I admit it, I’m a weird guy. How many others have a PhD in financial modeling combined with an MBA in finance and accounting? I’ve never put any of this on my business card (not even my CPA) because degrees are not necessarily the indicators of who will succeed in business. After all, the one thing Bill Gates, Mark Zuckerberg, Michael Dell, Ted Waitt and Larry Ellison have in common, besides 4 of the 5 being billionaires before turning 30, was they never graduated from college. Don’t get me wrong: I’m notadvocating dropping out of school. In fact, in this post, I will leverage my finance and modeling background to discuss further how to better predict the future success of companies. When we evaluate companies, we like to see that:
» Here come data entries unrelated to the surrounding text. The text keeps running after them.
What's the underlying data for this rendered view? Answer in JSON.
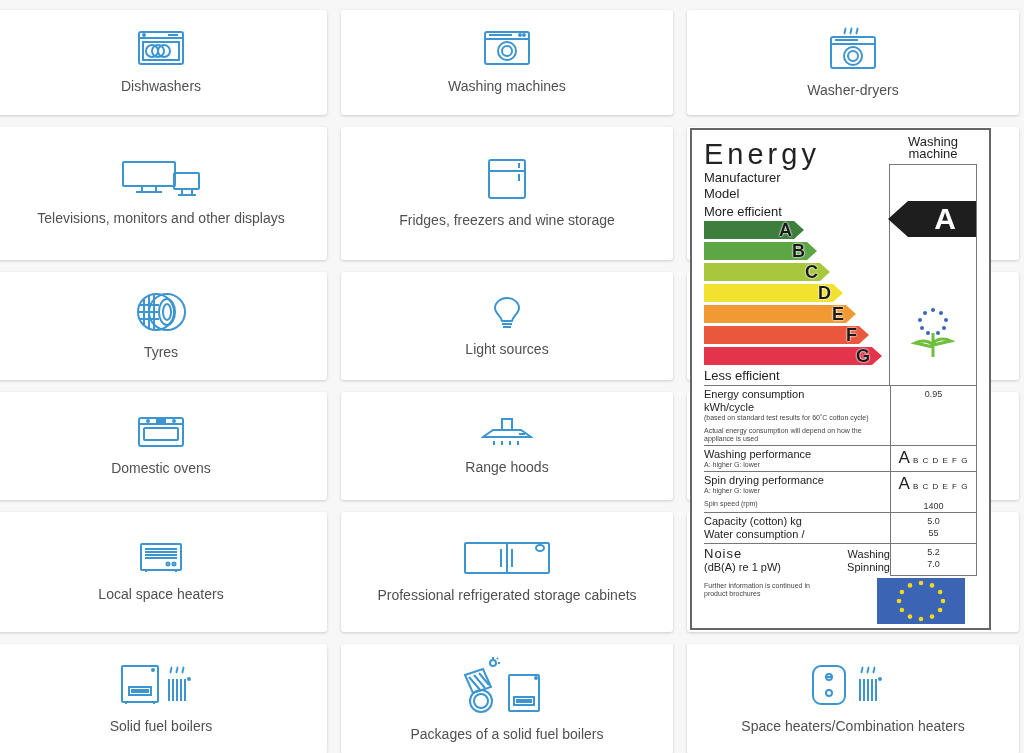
{
  "cards": [
    {
      "title": "Dishwashers"
    },
    {
      "title": "Washing machines"
    },
    {
      "title": "Washer-dryers"
    },
    {
      "title": "Televisions, monitors and other displays"
    },
    {
      "title": "Fridges, freezers and wine storage"
    },
    {
      "title": "Tyres"
    },
    {
      "title": "Light sources"
    },
    {
      "title": "Domestic ovens"
    },
    {
      "title": "Range hoods"
    },
    {
      "title": "Local space heaters"
    },
    {
      "title": "Professional refrigerated storage cabinets"
    },
    {
      "title": "Solid fuel boilers"
    },
    {
      "title": "Packages of a solid fuel boilers"
    },
    {
      "title": "Space heaters/Combination heaters"
    }
  ],
  "energy_label": {
    "title": "Energy",
    "appliance": "Washing machine",
    "manufacturer": "Manufacturer",
    "model": "Model",
    "more_efficient": "More efficient",
    "less_efficient": "Less efficient",
    "rating": "A",
    "classes": [
      {
        "letter": "A",
        "color": "#3e7e3c"
      },
      {
        "letter": "B",
        "color": "#5ca646"
      },
      {
        "letter": "C",
        "color": "#a7c83c"
      },
      {
        "letter": "D",
        "color": "#f1e22f"
      },
      {
        "letter": "E",
        "color": "#f19a34"
      },
      {
        "letter": "F",
        "color": "#e9573c"
      },
      {
        "letter": "G",
        "color": "#e2344b"
      }
    ],
    "energy_consumption": {
      "label": "Energy consumption",
      "unit": "kWh/cycle",
      "note": "(based on standard test results for 60˚C cotton cycle)",
      "remark": "Actual energy consumption will depend on how the appliance is used",
      "value": "0.95"
    },
    "washing_performance": {
      "label": "Washing performance",
      "note": "A: higher  G: lower",
      "grade": "A",
      "scale": "B C D E F G"
    },
    "spin_drying": {
      "label": "Spin drying performance",
      "note": "A: higher  G: lower",
      "grade": "A",
      "scale": "B C D E F G",
      "speed_label": "Spin speed (rpm)",
      "speed": "1400"
    },
    "capacity": {
      "label": "Capacity (cotton) kg",
      "value": "5.0"
    },
    "water": {
      "label": "Water consumption /",
      "value": "55"
    },
    "noise": {
      "label": "Noise",
      "unit": "(dB(A) re 1 pW)",
      "washing_label": "Washing",
      "washing": "5.2",
      "spinning_label": "Spinning",
      "spinning": "7.0"
    },
    "footer": "Further information is continued in product brochures"
  }
}
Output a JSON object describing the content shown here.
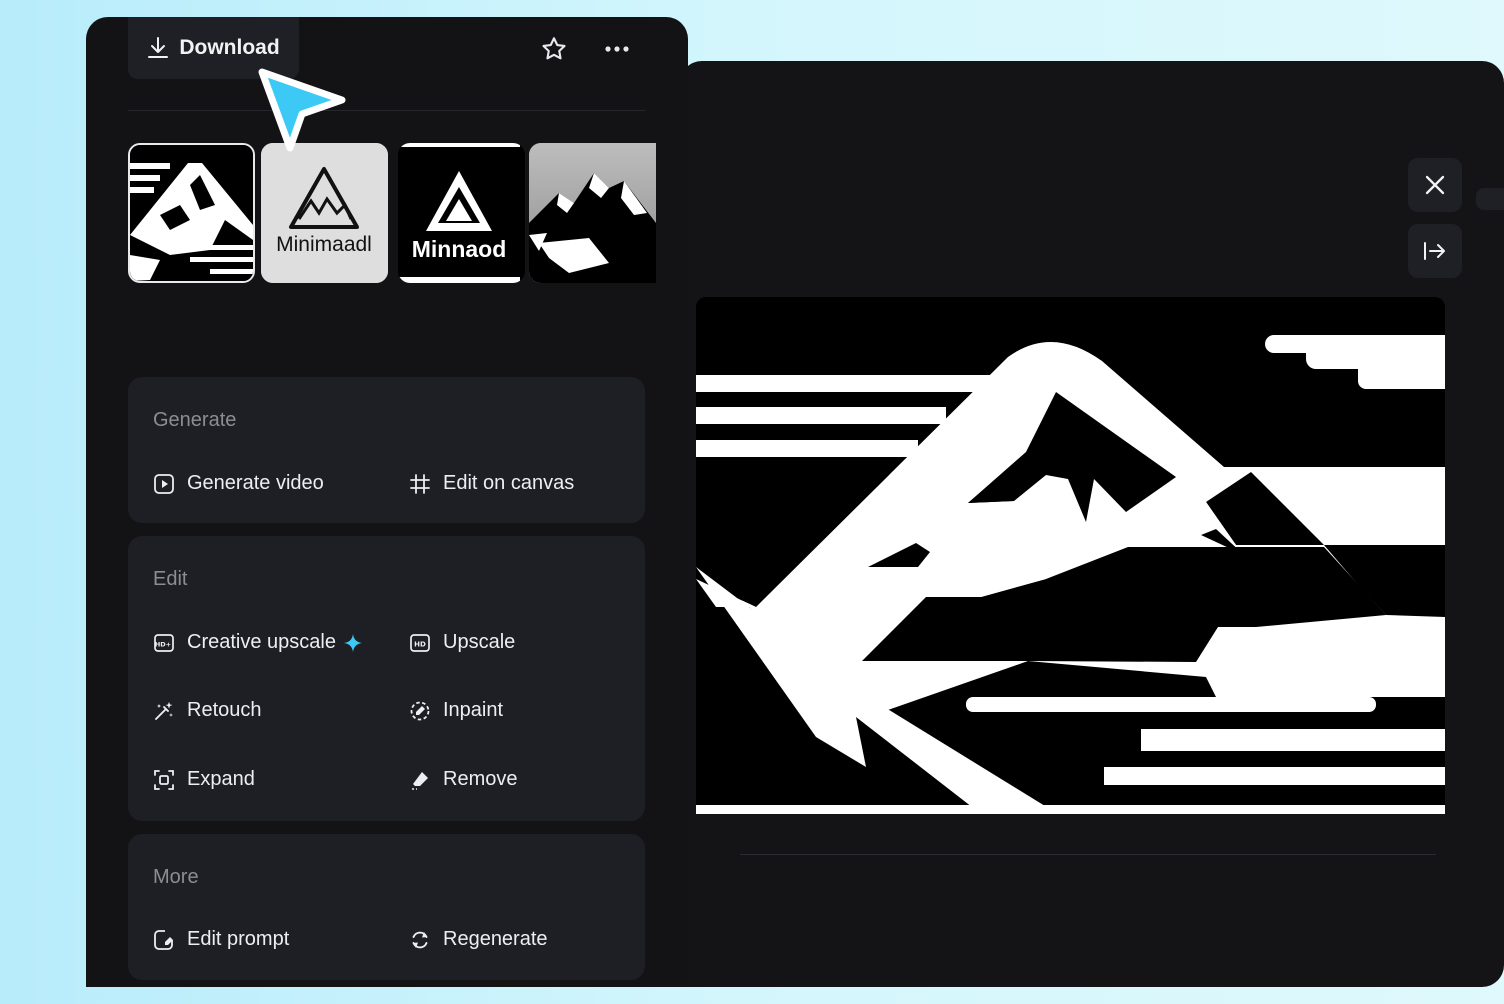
{
  "toolbar": {
    "download_label": "Download",
    "star_icon": "star-icon",
    "more_icon": "more-horizontal-icon"
  },
  "thumbnails": [
    {
      "label": "",
      "style": "mountain-lines"
    },
    {
      "label": "Minimaadl",
      "style": "logo-light"
    },
    {
      "label": "Minnaod",
      "style": "logo-dark"
    },
    {
      "label": "",
      "style": "mountain-gray"
    }
  ],
  "sections": {
    "generate": {
      "title": "Generate",
      "items": [
        {
          "label": "Generate video",
          "icon": "play-square-icon"
        },
        {
          "label": "Edit on canvas",
          "icon": "crop-frame-icon"
        }
      ]
    },
    "edit": {
      "title": "Edit",
      "items": [
        {
          "label": "Creative upscale",
          "icon": "hd-plus-icon",
          "badge_icon": "sparkle-icon"
        },
        {
          "label": "Upscale",
          "icon": "hd-icon"
        },
        {
          "label": "Retouch",
          "icon": "magic-wand-icon"
        },
        {
          "label": "Inpaint",
          "icon": "dashed-circle-brush-icon"
        },
        {
          "label": "Expand",
          "icon": "expand-frame-icon"
        },
        {
          "label": "Remove",
          "icon": "eraser-icon"
        }
      ]
    },
    "more": {
      "title": "More",
      "items": [
        {
          "label": "Edit prompt",
          "icon": "edit-square-icon"
        },
        {
          "label": "Regenerate",
          "icon": "refresh-icon"
        }
      ]
    }
  },
  "viewer": {
    "close_icon": "close-icon",
    "expand_icon": "collapse-right-icon"
  },
  "colors": {
    "accent": "#3dc9f5",
    "panel_bg": "#131316",
    "card_bg": "#1e1f25"
  }
}
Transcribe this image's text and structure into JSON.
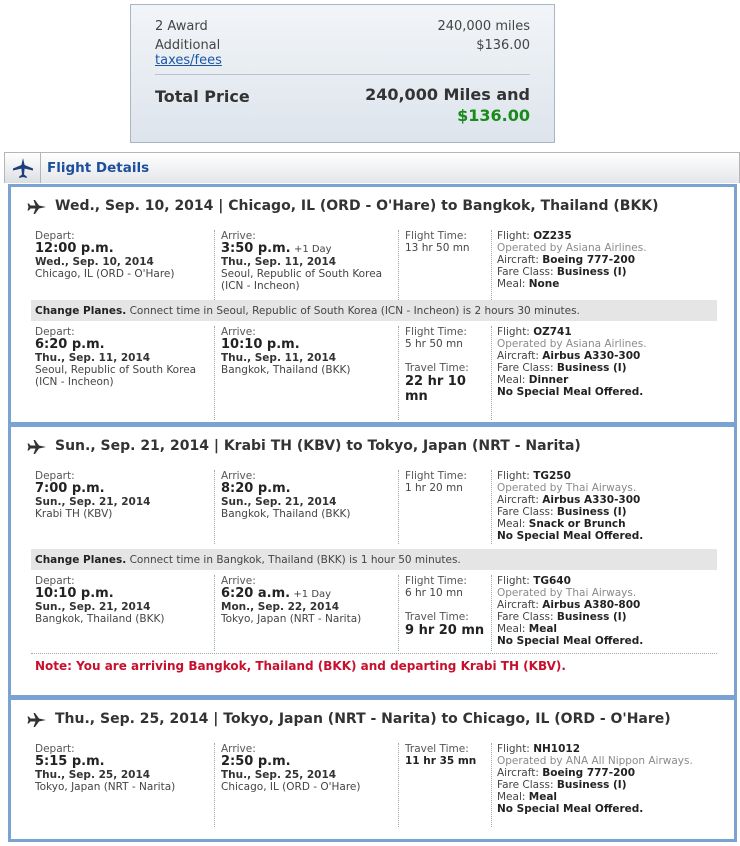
{
  "price": {
    "award_label": "2 Award",
    "award_miles": "240,000 miles",
    "additional_label": "Additional",
    "taxes_link": "taxes/fees",
    "taxes_amount": "$136.00",
    "total_label": "Total Price",
    "total_miles": "240,000 Miles and",
    "total_money": "$136.00"
  },
  "header": {
    "title": "Flight Details"
  },
  "labels": {
    "depart": "Depart:",
    "arrive": "Arrive:",
    "flight_time": "Flight Time:",
    "travel_time": "Travel Time:",
    "flight": "Flight:",
    "aircraft": "Aircraft:",
    "fare_class": "Fare Class:",
    "meal": "Meal:",
    "change_planes": "Change Planes.",
    "plus_day": "+1 Day"
  },
  "trips": [
    {
      "title": "Wed., Sep. 10, 2014 | Chicago, IL (ORD - O'Hare) to Bangkok, Thailand (BKK)",
      "segments": [
        {
          "dep_time": "12:00 p.m.",
          "dep_date": "Wed., Sep. 10, 2014",
          "dep_place": "Chicago, IL (ORD - O'Hare)",
          "arr_time": "3:50 p.m.",
          "arr_date": "Thu., Sep. 11, 2014",
          "arr_place": "Seoul, Republic of South Korea (ICN - Incheon)",
          "flight_time": "13 hr 50 mn",
          "flight": "OZ235",
          "operated": "Operated by Asiana Airlines.",
          "aircraft": "Boeing 777-200",
          "fare_class": "Business (I)",
          "meal": "None"
        },
        {
          "dep_time": "6:20 p.m.",
          "dep_date": "Thu., Sep. 11, 2014",
          "dep_place": "Seoul, Republic of South Korea (ICN - Incheon)",
          "arr_time": "10:10 p.m.",
          "arr_date": "Thu., Sep. 11, 2014",
          "arr_place": "Bangkok, Thailand (BKK)",
          "flight_time": "5 hr 50 mn",
          "travel_time": "22 hr 10 mn",
          "flight": "OZ741",
          "operated": "Operated by Asiana Airlines.",
          "aircraft": "Airbus A330-300",
          "fare_class": "Business (I)",
          "meal": "Dinner",
          "special": "No Special Meal Offered."
        }
      ],
      "change": "Connect time in Seoul, Republic of South Korea (ICN - Incheon) is 2 hours 30 minutes."
    },
    {
      "title": "Sun., Sep. 21, 2014 | Krabi TH (KBV) to Tokyo, Japan (NRT - Narita)",
      "segments": [
        {
          "dep_time": "7:00 p.m.",
          "dep_date": "Sun., Sep. 21, 2014",
          "dep_place": "Krabi TH (KBV)",
          "arr_time": "8:20 p.m.",
          "arr_date": "Sun., Sep. 21, 2014",
          "arr_place": "Bangkok, Thailand (BKK)",
          "flight_time": "1 hr 20 mn",
          "flight": "TG250",
          "operated": "Operated by Thai Airways.",
          "aircraft": "Airbus A330-300",
          "fare_class": "Business (I)",
          "meal": "Snack or Brunch",
          "special": "No Special Meal Offered."
        },
        {
          "dep_time": "10:10 p.m.",
          "dep_date": "Sun., Sep. 21, 2014",
          "dep_place": "Bangkok, Thailand (BKK)",
          "arr_time": "6:20 a.m.",
          "arr_date": "Mon., Sep. 22, 2014",
          "arr_place": "Tokyo, Japan (NRT - Narita)",
          "flight_time": "6 hr 10 mn",
          "travel_time": "9 hr 20 mn",
          "flight": "TG640",
          "operated": "Operated by Thai Airways.",
          "aircraft": "Airbus A380-800",
          "fare_class": "Business (I)",
          "meal": "Meal",
          "special": "No Special Meal Offered."
        }
      ],
      "change": "Connect time in Bangkok, Thailand (BKK) is 1 hour 50 minutes.",
      "note": "Note: You are arriving Bangkok, Thailand (BKK) and departing Krabi TH (KBV)."
    },
    {
      "title": "Thu., Sep. 25, 2014 | Tokyo, Japan (NRT - Narita) to Chicago, IL (ORD - O'Hare)",
      "segments": [
        {
          "dep_time": "5:15 p.m.",
          "dep_date": "Thu., Sep. 25, 2014",
          "dep_place": "Tokyo, Japan (NRT - Narita)",
          "arr_time": "2:50 p.m.",
          "arr_date": "Thu., Sep. 25, 2014",
          "arr_place": "Chicago, IL (ORD - O'Hare)",
          "flight_time": "11 hr 35 mn",
          "flight": "NH1012",
          "operated": "Operated by ANA All Nippon Airways.",
          "aircraft": "Boeing 777-200",
          "fare_class": "Business (I)",
          "meal": "Meal",
          "special": "No Special Meal Offered."
        }
      ]
    }
  ],
  "colors": {
    "accent": "#1e4f9c",
    "border": "#7aa3d2",
    "money": "#1a8a1a",
    "note": "#c8102e"
  },
  "icons": {
    "plane": "airplane-icon"
  }
}
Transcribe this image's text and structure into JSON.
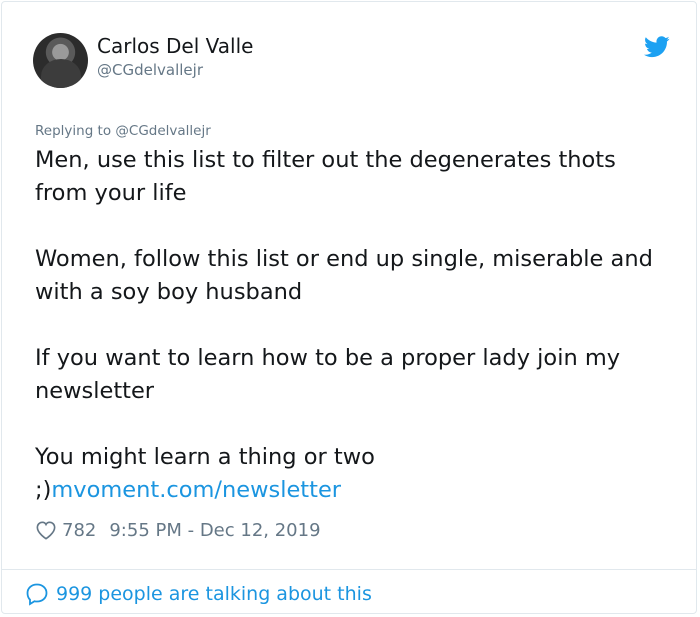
{
  "author": {
    "name": "Carlos Del Valle",
    "handle": "@CGdelvallejr"
  },
  "icons": {
    "brand": "twitter-bird-icon",
    "like": "heart-icon",
    "conversation": "speech-bubble-icon"
  },
  "colors": {
    "brand_blue": "#1da1f2",
    "link_blue": "#1b95e0",
    "secondary_text": "#657786",
    "primary_text": "#14171a"
  },
  "reply": {
    "prefix": "Replying to",
    "mention": "@CGdelvallejr"
  },
  "tweet": {
    "p1": "Men, use this list to filter out the degenerates thots from your life",
    "p2": "Women, follow this list or end up single, miserable and with a soy boy husband",
    "p3": "If you want to learn how to be a proper lady join my newsletter",
    "p4": "You might learn a thing or two",
    "p5_prefix": ";)",
    "link": "mvoment.com/newsletter"
  },
  "meta": {
    "likes": "782",
    "timestamp": "9:55 PM - Dec 12, 2019"
  },
  "footer": {
    "text": "999 people are talking about this"
  }
}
When Facebook acquired WhatsApp last week, it set itself apart from earlier generation technology leaders like Apple and Microsoft. Facebook has decided that it wants to own the social space now, as well as in the future, and is willing to pay an ostensibly high price to ensure owning rising players who may one day challenge them. By contrast, Apple and Microsoft believed they could catch up and surpass new entrants (and were both often, but not always, correct) and therefore rarely paid a premium for acquisitions. We will return to this theme in a future blog by speculating who Microsoft could buy to help ensure more control over its domain going forward.